─── DATA SHOWN

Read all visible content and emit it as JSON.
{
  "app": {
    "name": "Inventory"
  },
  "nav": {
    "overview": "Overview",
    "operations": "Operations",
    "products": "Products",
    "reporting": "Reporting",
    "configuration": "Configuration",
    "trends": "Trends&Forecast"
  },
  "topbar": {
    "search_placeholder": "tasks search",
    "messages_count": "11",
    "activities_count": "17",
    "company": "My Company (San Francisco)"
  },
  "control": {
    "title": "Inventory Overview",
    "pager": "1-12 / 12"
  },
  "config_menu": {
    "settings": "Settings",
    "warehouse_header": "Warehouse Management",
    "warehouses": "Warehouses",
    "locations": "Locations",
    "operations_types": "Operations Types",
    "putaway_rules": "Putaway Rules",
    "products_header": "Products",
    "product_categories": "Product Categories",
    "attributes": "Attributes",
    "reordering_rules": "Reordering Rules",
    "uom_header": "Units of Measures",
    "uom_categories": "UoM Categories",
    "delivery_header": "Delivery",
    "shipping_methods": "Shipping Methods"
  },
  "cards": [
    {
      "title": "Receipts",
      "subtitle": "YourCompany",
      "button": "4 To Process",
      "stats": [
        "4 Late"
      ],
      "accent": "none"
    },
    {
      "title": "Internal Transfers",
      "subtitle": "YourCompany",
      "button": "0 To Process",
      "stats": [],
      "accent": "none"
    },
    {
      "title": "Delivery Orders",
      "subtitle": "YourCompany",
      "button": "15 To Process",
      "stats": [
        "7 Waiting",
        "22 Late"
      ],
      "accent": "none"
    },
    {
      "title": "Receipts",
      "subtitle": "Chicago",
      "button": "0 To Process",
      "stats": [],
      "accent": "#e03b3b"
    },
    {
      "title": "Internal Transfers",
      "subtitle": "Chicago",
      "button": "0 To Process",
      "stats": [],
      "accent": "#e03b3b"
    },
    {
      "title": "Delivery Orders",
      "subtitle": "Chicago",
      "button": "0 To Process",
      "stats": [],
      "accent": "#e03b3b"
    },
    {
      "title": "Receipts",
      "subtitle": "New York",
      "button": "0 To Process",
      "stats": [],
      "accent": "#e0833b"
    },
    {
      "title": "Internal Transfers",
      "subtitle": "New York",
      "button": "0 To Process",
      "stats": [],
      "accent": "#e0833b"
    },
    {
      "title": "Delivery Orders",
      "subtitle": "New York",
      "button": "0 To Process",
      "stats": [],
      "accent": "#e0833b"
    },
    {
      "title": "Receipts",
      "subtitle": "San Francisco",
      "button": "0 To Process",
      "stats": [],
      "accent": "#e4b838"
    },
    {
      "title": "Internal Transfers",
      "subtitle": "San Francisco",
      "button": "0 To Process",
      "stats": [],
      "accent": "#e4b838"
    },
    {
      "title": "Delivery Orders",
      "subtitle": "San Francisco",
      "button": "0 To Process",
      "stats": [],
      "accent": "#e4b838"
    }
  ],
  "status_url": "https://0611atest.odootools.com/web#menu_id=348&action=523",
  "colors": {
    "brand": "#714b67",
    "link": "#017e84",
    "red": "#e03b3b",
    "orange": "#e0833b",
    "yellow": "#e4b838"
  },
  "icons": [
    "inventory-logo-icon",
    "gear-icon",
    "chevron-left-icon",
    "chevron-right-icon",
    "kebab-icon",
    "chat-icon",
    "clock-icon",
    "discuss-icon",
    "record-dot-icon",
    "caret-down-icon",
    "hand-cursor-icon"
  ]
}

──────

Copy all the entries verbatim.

◆ COMPLETED EXERCISE ◆
Read all visible content and emit it as JSON.
{
  "app": {
    "name": "Inventory"
  },
  "nav": {
    "overview": "Overview",
    "operations": "Operations",
    "products": "Products",
    "reporting": "Reporting",
    "configuration": "Configuration",
    "trends": "Trends&Forecast"
  },
  "topbar": {
    "search_placeholder": "tasks search",
    "messages_count": "11",
    "activities_count": "17",
    "company": "My Company (San Francisco)"
  },
  "control": {
    "title": "Inventory Overview",
    "pager": "1-12 / 12"
  },
  "config_menu": {
    "settings": "Settings",
    "warehouse_header": "Warehouse Management",
    "warehouses": "Warehouses",
    "locations": "Locations",
    "operations_types": "Operations Types",
    "putaway_rules": "Putaway Rules",
    "products_header": "Products",
    "product_categories": "Product Categories",
    "attributes": "Attributes",
    "reordering_rules": "Reordering Rules",
    "uom_header": "Units of Measures",
    "uom_categories": "UoM Categories",
    "delivery_header": "Delivery",
    "shipping_methods": "Shipping Methods"
  },
  "cards": [
    {
      "title": "Receipts",
      "subtitle": "YourCompany",
      "button": "4 To Process",
      "stats": [
        "4 Late"
      ],
      "accent": "none"
    },
    {
      "title": "Internal Transfers",
      "subtitle": "YourCompany",
      "button": "0 To Process",
      "stats": [],
      "accent": "none"
    },
    {
      "title": "Delivery Orders",
      "subtitle": "YourCompany",
      "button": "15 To Process",
      "stats": [
        "7 Waiting",
        "22 Late"
      ],
      "accent": "none"
    },
    {
      "title": "Receipts",
      "subtitle": "Chicago",
      "button": "0 To Process",
      "stats": [],
      "accent": "#e03b3b"
    },
    {
      "title": "Internal Transfers",
      "subtitle": "Chicago",
      "button": "0 To Process",
      "stats": [],
      "accent": "#e03b3b"
    },
    {
      "title": "Delivery Orders",
      "subtitle": "Chicago",
      "button": "0 To Process",
      "stats": [],
      "accent": "#e03b3b"
    },
    {
      "title": "Receipts",
      "subtitle": "New York",
      "button": "0 To Process",
      "stats": [],
      "accent": "#e0833b"
    },
    {
      "title": "Internal Transfers",
      "subtitle": "New York",
      "button": "0 To Process",
      "stats": [],
      "accent": "#e0833b"
    },
    {
      "title": "Delivery Orders",
      "subtitle": "New York",
      "button": "0 To Process",
      "stats": [],
      "accent": "#e0833b"
    },
    {
      "title": "Receipts",
      "subtitle": "San Francisco",
      "button": "0 To Process",
      "stats": [],
      "accent": "#e4b838"
    },
    {
      "title": "Internal Transfers",
      "subtitle": "San Francisco",
      "button": "0 To Process",
      "stats": [],
      "accent": "#e4b838"
    },
    {
      "title": "Delivery Orders",
      "subtitle": "San Francisco",
      "button": "0 To Process",
      "stats": [],
      "accent": "#e4b838"
    }
  ],
  "status_url": "https://0611atest.odootools.com/web#menu_id=348&action=523",
  "colors": {
    "brand": "#714b67",
    "link": "#017e84",
    "red": "#e03b3b",
    "orange": "#e0833b",
    "yellow": "#e4b838"
  },
  "icons": [
    "inventory-logo-icon",
    "gear-icon",
    "chevron-left-icon",
    "chevron-right-icon",
    "kebab-icon",
    "chat-icon",
    "clock-icon",
    "discuss-icon",
    "record-dot-icon",
    "caret-down-icon",
    "hand-cursor-icon"
  ]
}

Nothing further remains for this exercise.